And then Otto piped up and said that the Cubs had played a DH on July 4, 1994; that it had ended around 1 am; that he couldn't remember if it had been scheduled or if it was a makeup; and that he had pitched in relief that day.

Well, I haven't been much of a fan of Otto's work, so I was skeptical of this claim.
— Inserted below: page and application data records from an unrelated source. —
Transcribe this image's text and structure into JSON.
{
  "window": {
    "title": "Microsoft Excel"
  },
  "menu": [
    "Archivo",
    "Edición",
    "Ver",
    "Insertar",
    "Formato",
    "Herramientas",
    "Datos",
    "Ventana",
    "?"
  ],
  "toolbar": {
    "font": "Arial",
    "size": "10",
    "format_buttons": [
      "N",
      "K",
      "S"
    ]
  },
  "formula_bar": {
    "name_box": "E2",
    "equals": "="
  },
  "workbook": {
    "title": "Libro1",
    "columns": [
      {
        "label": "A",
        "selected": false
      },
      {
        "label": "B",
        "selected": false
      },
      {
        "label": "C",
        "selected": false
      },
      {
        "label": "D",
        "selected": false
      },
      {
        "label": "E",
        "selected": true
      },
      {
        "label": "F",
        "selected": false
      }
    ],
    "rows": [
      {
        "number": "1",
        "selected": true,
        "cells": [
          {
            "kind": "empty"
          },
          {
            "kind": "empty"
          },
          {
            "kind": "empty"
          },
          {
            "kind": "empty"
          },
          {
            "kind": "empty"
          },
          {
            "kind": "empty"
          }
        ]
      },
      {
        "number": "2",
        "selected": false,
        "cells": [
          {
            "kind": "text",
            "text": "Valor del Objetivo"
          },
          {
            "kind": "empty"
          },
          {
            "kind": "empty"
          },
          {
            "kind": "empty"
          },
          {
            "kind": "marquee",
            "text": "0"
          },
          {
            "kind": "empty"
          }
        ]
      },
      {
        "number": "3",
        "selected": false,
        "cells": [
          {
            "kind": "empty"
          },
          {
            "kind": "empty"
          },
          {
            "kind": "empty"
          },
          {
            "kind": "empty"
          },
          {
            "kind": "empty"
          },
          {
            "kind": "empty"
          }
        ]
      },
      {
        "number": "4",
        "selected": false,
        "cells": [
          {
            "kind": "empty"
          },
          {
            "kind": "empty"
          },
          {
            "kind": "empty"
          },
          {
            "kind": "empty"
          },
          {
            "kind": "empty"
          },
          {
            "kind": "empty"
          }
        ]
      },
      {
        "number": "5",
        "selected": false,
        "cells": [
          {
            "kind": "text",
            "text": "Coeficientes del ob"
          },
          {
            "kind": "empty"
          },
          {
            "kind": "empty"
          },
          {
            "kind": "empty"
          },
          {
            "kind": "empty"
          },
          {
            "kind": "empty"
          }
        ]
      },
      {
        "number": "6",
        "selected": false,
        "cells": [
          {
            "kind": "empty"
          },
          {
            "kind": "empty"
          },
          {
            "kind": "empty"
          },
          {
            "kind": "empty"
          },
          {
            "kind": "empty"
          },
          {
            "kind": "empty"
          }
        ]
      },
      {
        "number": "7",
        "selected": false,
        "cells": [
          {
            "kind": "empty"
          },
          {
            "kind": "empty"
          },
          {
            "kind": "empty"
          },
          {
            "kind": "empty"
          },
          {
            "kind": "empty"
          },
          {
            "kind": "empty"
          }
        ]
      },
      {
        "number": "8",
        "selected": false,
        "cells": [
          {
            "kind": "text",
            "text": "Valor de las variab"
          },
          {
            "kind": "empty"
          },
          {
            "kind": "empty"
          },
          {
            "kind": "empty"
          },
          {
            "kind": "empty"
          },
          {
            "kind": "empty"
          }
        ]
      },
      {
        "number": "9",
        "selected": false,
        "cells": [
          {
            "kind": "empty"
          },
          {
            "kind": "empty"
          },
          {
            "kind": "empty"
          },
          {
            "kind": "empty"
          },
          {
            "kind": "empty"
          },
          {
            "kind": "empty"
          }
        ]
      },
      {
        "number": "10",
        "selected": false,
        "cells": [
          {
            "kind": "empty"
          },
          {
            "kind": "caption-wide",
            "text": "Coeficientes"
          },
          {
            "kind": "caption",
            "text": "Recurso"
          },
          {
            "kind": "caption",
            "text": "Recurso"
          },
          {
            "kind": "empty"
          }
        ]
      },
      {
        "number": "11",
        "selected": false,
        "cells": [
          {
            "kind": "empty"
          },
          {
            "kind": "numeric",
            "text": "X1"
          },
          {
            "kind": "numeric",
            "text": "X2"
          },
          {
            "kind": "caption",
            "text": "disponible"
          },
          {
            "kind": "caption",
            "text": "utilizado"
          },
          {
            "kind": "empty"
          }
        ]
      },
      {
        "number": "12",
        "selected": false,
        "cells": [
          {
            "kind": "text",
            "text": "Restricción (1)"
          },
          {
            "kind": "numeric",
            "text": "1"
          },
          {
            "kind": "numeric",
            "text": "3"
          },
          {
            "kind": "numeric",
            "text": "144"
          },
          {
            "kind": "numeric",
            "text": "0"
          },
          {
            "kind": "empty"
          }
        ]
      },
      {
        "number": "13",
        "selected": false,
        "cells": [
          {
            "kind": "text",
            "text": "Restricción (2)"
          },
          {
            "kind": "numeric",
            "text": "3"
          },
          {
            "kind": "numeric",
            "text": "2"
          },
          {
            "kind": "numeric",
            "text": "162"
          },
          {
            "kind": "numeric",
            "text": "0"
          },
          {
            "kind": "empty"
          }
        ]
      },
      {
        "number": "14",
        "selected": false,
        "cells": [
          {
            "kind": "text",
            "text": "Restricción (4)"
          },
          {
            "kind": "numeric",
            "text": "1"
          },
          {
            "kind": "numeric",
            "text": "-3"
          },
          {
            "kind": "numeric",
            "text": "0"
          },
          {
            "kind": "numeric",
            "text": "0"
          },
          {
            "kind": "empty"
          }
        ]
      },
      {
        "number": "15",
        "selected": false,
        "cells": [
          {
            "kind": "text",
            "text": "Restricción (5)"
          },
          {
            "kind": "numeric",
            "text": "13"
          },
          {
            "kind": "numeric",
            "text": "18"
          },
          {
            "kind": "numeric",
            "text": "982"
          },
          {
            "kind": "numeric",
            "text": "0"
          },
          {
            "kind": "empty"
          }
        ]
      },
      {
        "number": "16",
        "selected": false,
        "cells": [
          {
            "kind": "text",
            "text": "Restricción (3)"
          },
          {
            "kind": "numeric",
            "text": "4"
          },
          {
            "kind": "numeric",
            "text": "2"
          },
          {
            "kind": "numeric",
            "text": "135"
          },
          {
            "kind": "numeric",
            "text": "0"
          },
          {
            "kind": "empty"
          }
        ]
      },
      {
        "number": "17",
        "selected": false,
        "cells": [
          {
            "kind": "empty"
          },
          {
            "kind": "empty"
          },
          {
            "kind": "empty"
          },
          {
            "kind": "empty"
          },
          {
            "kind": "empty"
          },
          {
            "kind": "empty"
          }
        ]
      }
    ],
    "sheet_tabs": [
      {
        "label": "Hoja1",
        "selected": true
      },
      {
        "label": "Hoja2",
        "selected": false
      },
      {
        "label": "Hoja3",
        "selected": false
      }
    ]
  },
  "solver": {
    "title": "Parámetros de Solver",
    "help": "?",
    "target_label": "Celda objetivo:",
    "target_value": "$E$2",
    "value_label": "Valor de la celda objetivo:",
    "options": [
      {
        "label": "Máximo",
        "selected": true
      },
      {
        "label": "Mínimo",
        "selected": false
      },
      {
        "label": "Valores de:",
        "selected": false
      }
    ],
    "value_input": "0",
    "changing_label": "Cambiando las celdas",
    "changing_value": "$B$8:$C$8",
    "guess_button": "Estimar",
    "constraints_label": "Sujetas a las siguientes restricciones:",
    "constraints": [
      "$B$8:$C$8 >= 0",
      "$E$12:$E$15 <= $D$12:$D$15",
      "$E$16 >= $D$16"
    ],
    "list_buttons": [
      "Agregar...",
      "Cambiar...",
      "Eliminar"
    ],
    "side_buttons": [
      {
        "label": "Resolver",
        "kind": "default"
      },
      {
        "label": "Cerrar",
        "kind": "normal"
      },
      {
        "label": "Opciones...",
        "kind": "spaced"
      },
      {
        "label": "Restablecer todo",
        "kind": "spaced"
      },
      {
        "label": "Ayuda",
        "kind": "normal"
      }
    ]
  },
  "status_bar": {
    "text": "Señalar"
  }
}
But darned if he wasn't exactly right. There was indeed a doubleheader at Wrigley Field on July 4, 1994; the Cubs split it, winning the first game 4-3 on a last-of-the-9th rally started by a player named Zambrano -- that's Eddie Zambrano, a spare-part outfielder who only lasted the one year, and losing the second game 4-2 in 15 innings; it's my recollection, although it doesn't say so in either box score, that there was a torrential rainstorm on the north side of Chicago that day, delaying the start of the second game a couple of hours and forcing that (approximate) 1 am finish that Otto described on the radio today. And for his participation, Otto was also right -- he threw two scoreless innings in relief of starter Jim Bullinger.

I'm still not crazy about Otto as a game analyst, but give him credit for this 13-year-old memory.

Finally, maybe it's time for Derrek Lee to drop his appeal and serve his suspension. He just doesn't look sharp and maybe a few days' rest will help. He can play in the All-Star Game as a sort of exhibition tuneup for returning a week from this weekend at home.

Anyway, today wasn't a good day -- but win tomorrow and you've accomplished what I thought the Cubs could do in this series, win three out of four. Happy Fourth to all.